  9. T Thanks for your almost unbelievable in-depth perspective. I don't mind original period correct accessories, IMHO. I like rare oddball antiques, both on and off a car, IMHO. Ever meet a 1932 Ford owner with a Pines Winterfront...he likes it, IMHO. You must have many wall-hangers, but I tend to finish and use my stuff, but thats just IMHO. I would never, ever let someone else's opinion influence what I drive or what I like...otherwise I would drive a Prius, IMHO
  10. I've been tinkering with a very decent original Pines Winterfront radiator shutter assembly for my 1930 Ford pickup. Its not ready for installation yet because I'm not a big fan of the massive mechanical hysteresis in this thing. I've been toying a bit with springs and adjustments and I'm getting close to finishing it. As I think about mounting it this winter season, I wonder who else is running a Winterfront type system. Now, I'm not talking about the automatic or manual shutter systems that were installed at the factory on several prewar cars, but I am talking about the add-on systems typically made for just about all cars by Pines and other manufacturers. Who is running an after-market Winterfront-type shutter system?
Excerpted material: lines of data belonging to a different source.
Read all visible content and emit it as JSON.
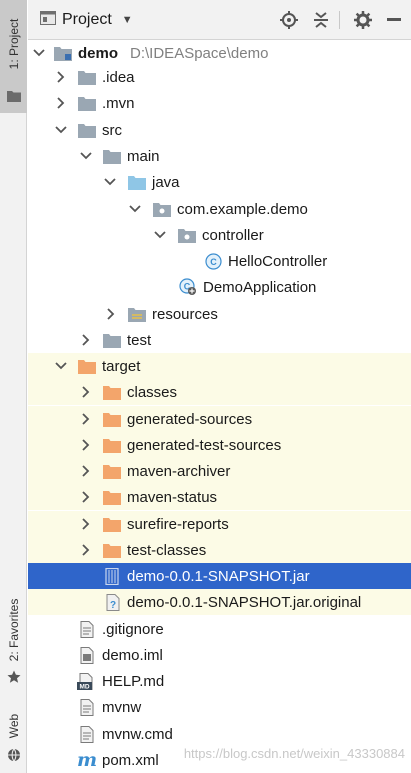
{
  "stripe": {
    "project_tab": "1: Project",
    "favorites_tab": "2: Favorites",
    "web_tab": "Web"
  },
  "header": {
    "title": "Project",
    "icons": [
      "locate-icon",
      "collapse-all-icon",
      "settings-icon",
      "hide-icon"
    ]
  },
  "tree": {
    "root": {
      "name": "demo",
      "path": "D:\\IDEASpace\\demo"
    },
    "idea": ".idea",
    "mvn": ".mvn",
    "src": "src",
    "main": "main",
    "java": "java",
    "package": "com.example.demo",
    "controller": "controller",
    "hello_controller": "HelloController",
    "demo_application": "DemoApplication",
    "resources": "resources",
    "test": "test",
    "target": "target",
    "classes": "classes",
    "generated_sources": "generated-sources",
    "generated_test_sources": "generated-test-sources",
    "maven_archiver": "maven-archiver",
    "maven_status": "maven-status",
    "surefire_reports": "surefire-reports",
    "test_classes": "test-classes",
    "jar": "demo-0.0.1-SNAPSHOT.jar",
    "jar_original": "demo-0.0.1-SNAPSHOT.jar.original",
    "gitignore": ".gitignore",
    "iml": "demo.iml",
    "help": "HELP.md",
    "mvnw": "mvnw",
    "mvnw_cmd": "mvnw.cmd",
    "pom": "pom.xml"
  },
  "watermark": "https://blog.csdn.net/weixin_43330884",
  "colors": {
    "selection": "#2f65ca",
    "excluded_bg": "#fcfbe6",
    "folder": "#9aa7b3",
    "source_folder": "#8fc6e6",
    "excluded_folder": "#f3a56b"
  }
}
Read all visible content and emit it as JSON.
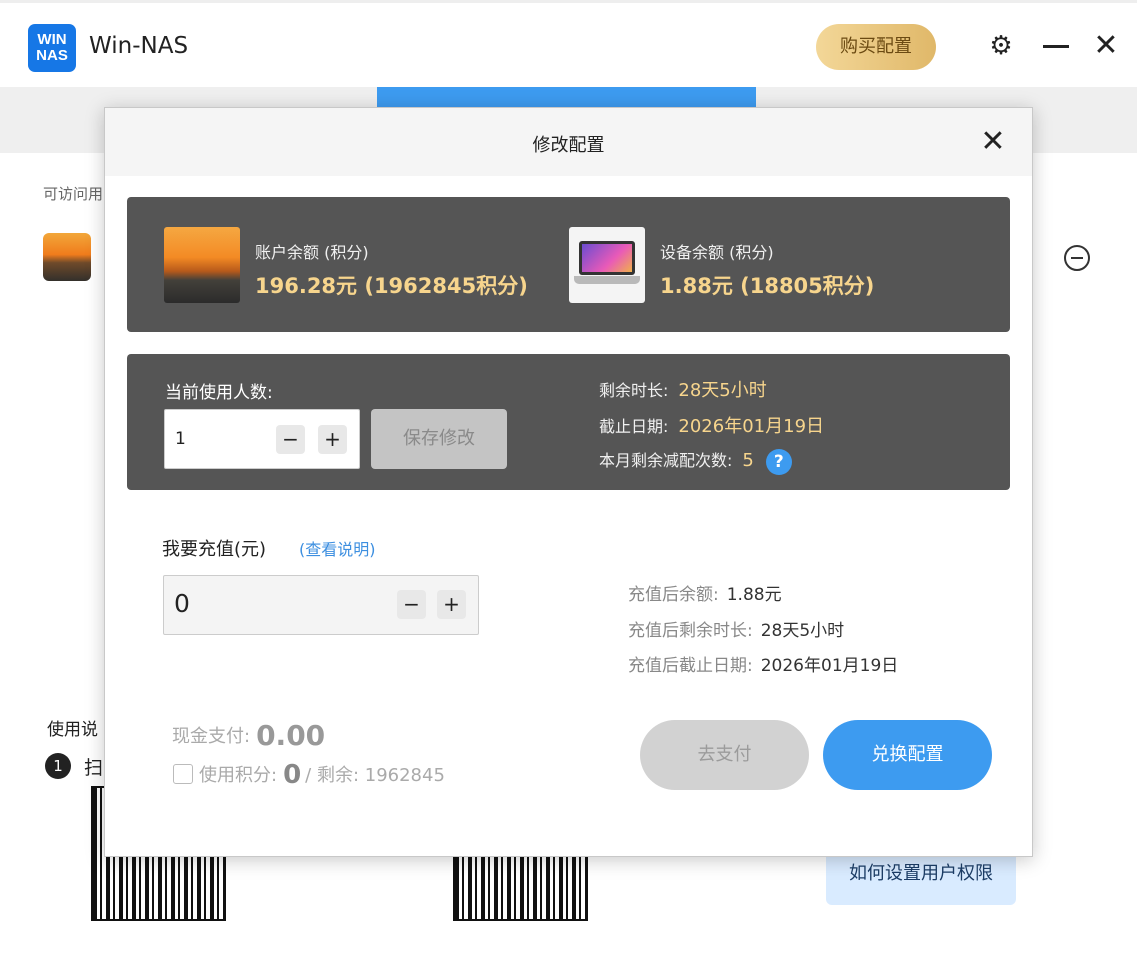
{
  "app": {
    "logo_text": "WIN NAS",
    "title": "Win-NAS"
  },
  "header": {
    "buy_label": "购买配置",
    "settings_icon": "gear-icon",
    "minimize_icon": "minimize-icon",
    "close_icon": "close-icon"
  },
  "background": {
    "accessible_label": "可访问用",
    "guide_label": "使用说",
    "step_number": "1",
    "step_text": "扫",
    "help_button": "如何设置用户权限"
  },
  "modal": {
    "title": "修改配置",
    "close_icon": "close-icon",
    "account": {
      "label": "账户余额 (积分)",
      "value": "196.28元 (1962845积分)"
    },
    "device": {
      "label": "设备余额 (积分)",
      "value": "1.88元 (18805积分)"
    },
    "users": {
      "label": "当前使用人数:",
      "value": "1",
      "minus": "−",
      "plus": "+",
      "save_label": "保存修改"
    },
    "status": {
      "remaining_label": "剩余时长:",
      "remaining_value": "28天5小时",
      "deadline_label": "截止日期:",
      "deadline_value": "2026年01月19日",
      "reduce_label": "本月剩余减配次数:",
      "reduce_value": "5",
      "help": "?"
    },
    "recharge": {
      "label": "我要充值(元)",
      "note_link": "(查看说明)",
      "value": "0",
      "minus": "−",
      "plus": "+"
    },
    "after": {
      "balance_label": "充值后余额:",
      "balance_value": "1.88元",
      "remaining_label": "充值后剩余时长:",
      "remaining_value": "28天5小时",
      "deadline_label": "充值后截止日期:",
      "deadline_value": "2026年01月19日"
    },
    "payment": {
      "cash_label": "现金支付:",
      "cash_value": "0.00",
      "points_label": "使用积分:",
      "points_value": "0",
      "points_remaining": "/ 剩余: 1962845",
      "pay_label": "去支付",
      "exchange_label": "兑换配置"
    }
  },
  "colors": {
    "accent": "#3d9bf0",
    "panel": "#555555",
    "gold": "#f7d58d"
  }
}
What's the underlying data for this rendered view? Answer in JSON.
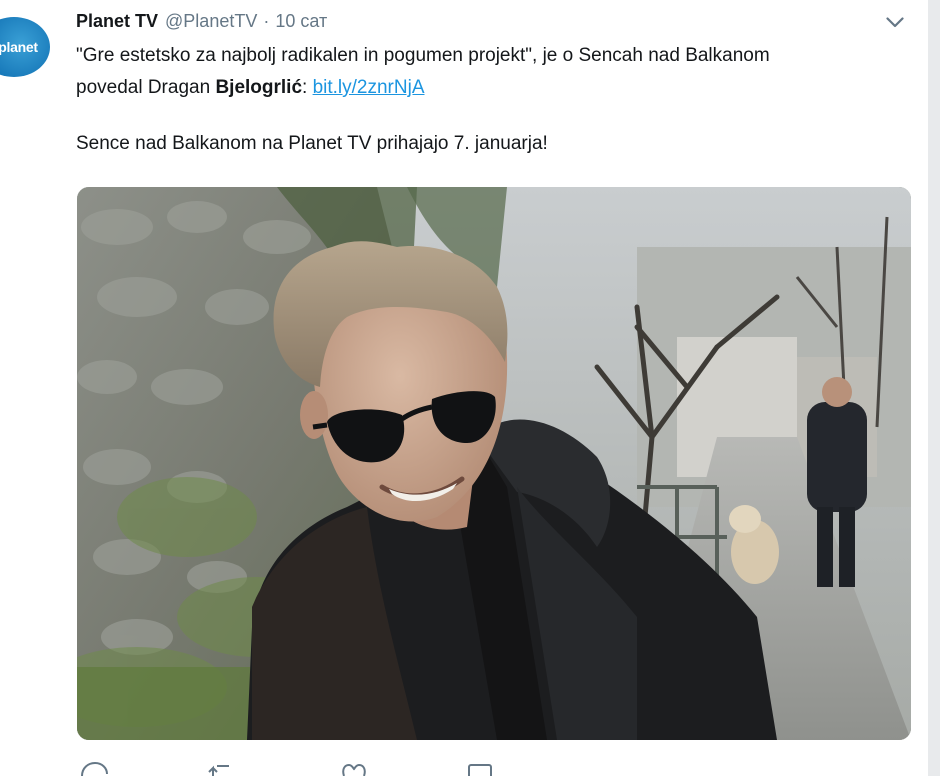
{
  "tweet": {
    "avatar_text": "planet",
    "author_name": "Planet TV",
    "author_handle": "@PlanetTV",
    "separator": "·",
    "time": "10 сат",
    "text": {
      "line1": "\"Gre estetsko za najbolj radikalen in pogumen projekt\", je o Sencah nad Balkanom",
      "line2_prefix": "povedal Dragan ",
      "line2_bold": "Bjelogrlić",
      "line2_colon": ": ",
      "link": "bit.ly/2znrNjA",
      "line3": "Sence nad Balkanom na Planet TV prihajajo 7. januarja!"
    },
    "menu_icon": "chevron-down-icon",
    "media_icon": "photo",
    "actions": [
      "reply-icon",
      "retweet-icon",
      "like-icon",
      "message-icon"
    ]
  },
  "colors": {
    "link": "#1b95e0",
    "secondary_text": "#657786",
    "brand": "#1677b8"
  }
}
  11. What the blazes is all that oil doing in the clutch of my Hudson??
  12. If you are using an OEM-type 3-coil mechanical regulator, then this may apply. If you are using a more modern solid-state regulator, then never mind. It sounds like the 3rd coil (battery cut-off) may be sticking closed, or has another method of maintaining contact (conductive debris at the points or something similar). It could also be that the coil spring tension is adjusted slightly off. If this is what's happening, the battery would stay connected to your generator after you turn the engine off. This causes the GEN light to go on. Please be aware that if this is whats happening, your battery could be This is a real fire danger. When the RPM is low, the 3rd coil points should open if your generator output is too low, so again, the GEN light will go on. Fickering is very common for these type of systems. That's my guess at this point, so- 1. Until you know for sure what the problem is, and because it could be a fire hazard, disconnect the battery when the car is not running. 2. Open the regulator case and visually inspect the coil contacts (points). Does the 3rd coil tend to stay closed? Is there any debris? 3. If faulty, fix the issue, but only if you know what you are doing! Otherwise, get another regulator. Diagnosing via internet is slippery slope. Electrical is even tougher. Good luck.
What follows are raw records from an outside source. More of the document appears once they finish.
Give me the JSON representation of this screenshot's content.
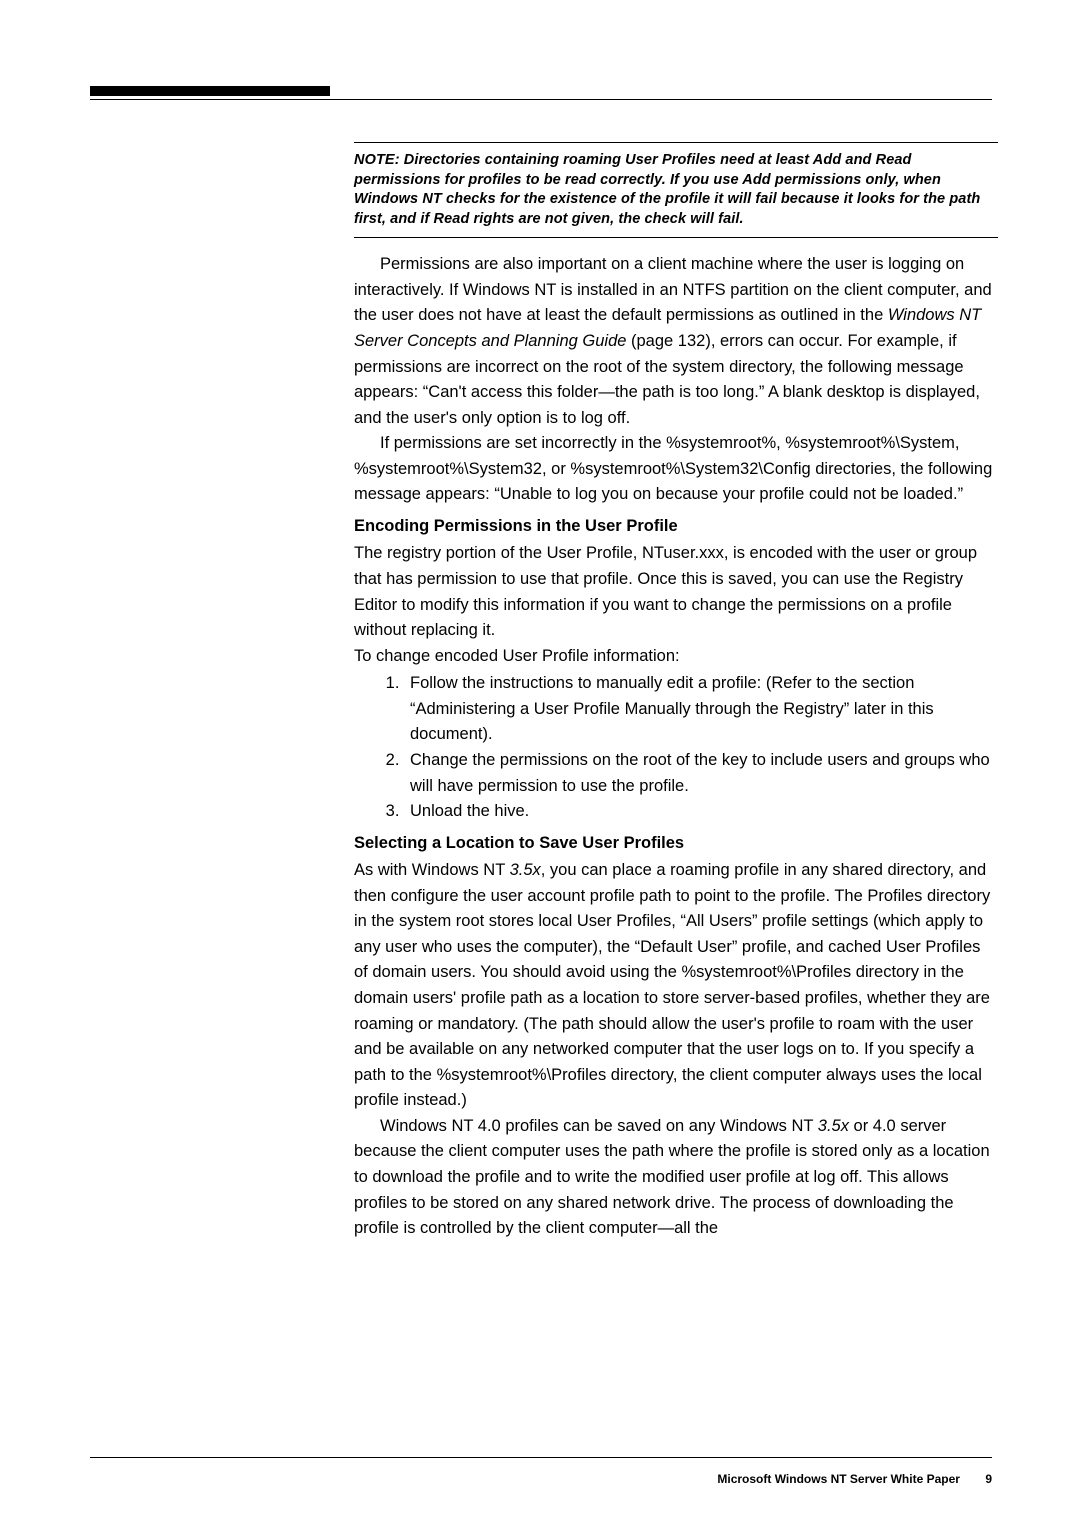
{
  "note": {
    "label": "NOTE",
    "text": ": Directories containing roaming User Profiles need at least Add and Read permissions for profiles to be read correctly. If you use Add permissions only, when Windows NT checks for the existence of the profile it will fail because it looks for the path first, and if Read rights are not given, the check will fail."
  },
  "para1a": "Permissions are also important on a client machine where the user is logging on interactively. If Windows NT is installed in an NTFS partition on the client computer, and the user does not have at least the default permissions as outlined in the ",
  "para1_ref": "Windows NT Server Concepts and Planning Guide",
  "para1b": " (page 132), errors can occur. For example, if permissions are incorrect on the root of the system directory, the following message appears: “Can't access this folder—the path is too long.” A blank desktop is displayed, and the user's only option is to log off.",
  "para2": "If permissions are set incorrectly in the %systemroot%, %systemroot%\\System, %systemroot%\\System32, or %systemroot%\\System32\\Config directories, the following message appears: “Unable to log you on because your profile could not be loaded.”",
  "heading1": "Encoding Permissions in the User Profile",
  "para3": "The registry portion of the User Profile, NTuser.xxx, is encoded with the user or group that has permission to use that profile. Once this is saved, you can use the Registry Editor to modify this information if you want to change the permissions on a profile without replacing it.",
  "para4": "To change encoded User Profile information:",
  "steps": [
    "Follow the instructions to manually edit a profile: (Refer to the section “Administering a User Profile Manually through the Registry” later in this document).",
    "Change the permissions on the root of the key to include users and groups who will have permission to use the profile.",
    "Unload the hive."
  ],
  "heading2": "Selecting a Location to Save User Profiles",
  "para5a": "As with Windows NT ",
  "para5_ref1": "3.5x",
  "para5b": ", you can place a roaming profile in any shared directory, and then configure the user account profile path to point to the profile. The Profiles directory in the system root stores local User Profiles, “All Users” profile settings (which apply to any user who uses the computer), the “Default User” profile, and cached User Profiles of domain users. You should avoid using the %systemroot%\\Profiles directory in the domain users' profile path as a location to store server-based profiles, whether they are roaming or mandatory. (The path should allow the user's profile to roam with the user and be available on any networked computer that the user logs on to. If you specify a path to the %systemroot%\\Profiles directory, the client computer always uses the local profile instead.)",
  "para6a": "Windows NT 4.0 profiles can be saved on any Windows NT ",
  "para6_ref": "3.5x",
  "para6b": " or 4.0 server because the client computer uses the path where the profile is stored only as a location to download the profile and to write the modified user profile at log off. This allows profiles to be stored on any shared network drive. The process of downloading the profile is controlled by the client computer—all the",
  "footer": {
    "title": "Microsoft Windows NT Server White Paper",
    "page": "9"
  }
}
  13. Well then. ..that answers that. Ask a silly question, and get a, know. I'll be leaving now to play with my stem.
  14. Agreed. That's why a 6v starter motor will require cables that are larger than a 12v carry more current.
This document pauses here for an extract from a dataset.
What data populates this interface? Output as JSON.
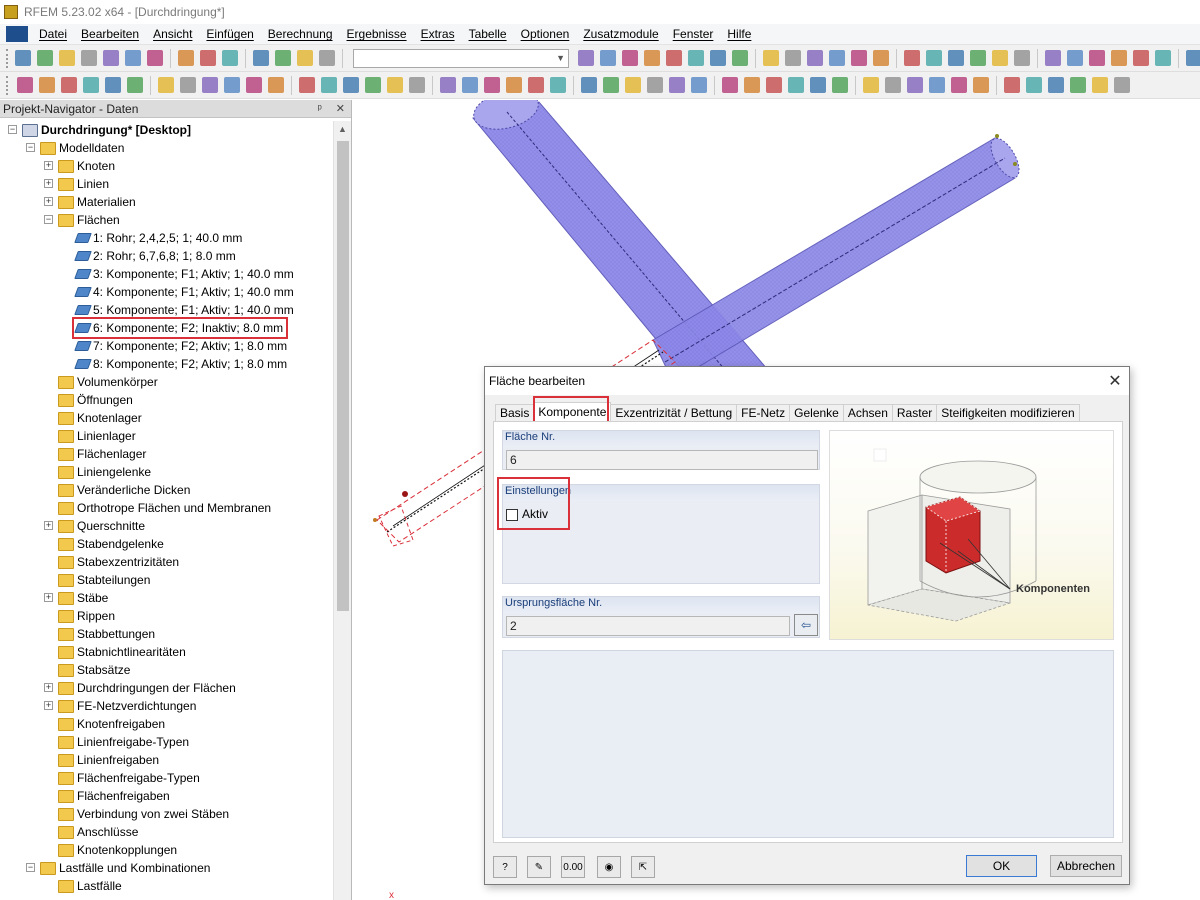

  15. The last of the vintage Lincoln V-12's was a very different animal than the earlier V-12's. The early ones were built for very exclusive clientele, the later ones were not. I am not an expert on these engines, nor would I rebuild any of them for someone else. It may be a good idea to clarify your question.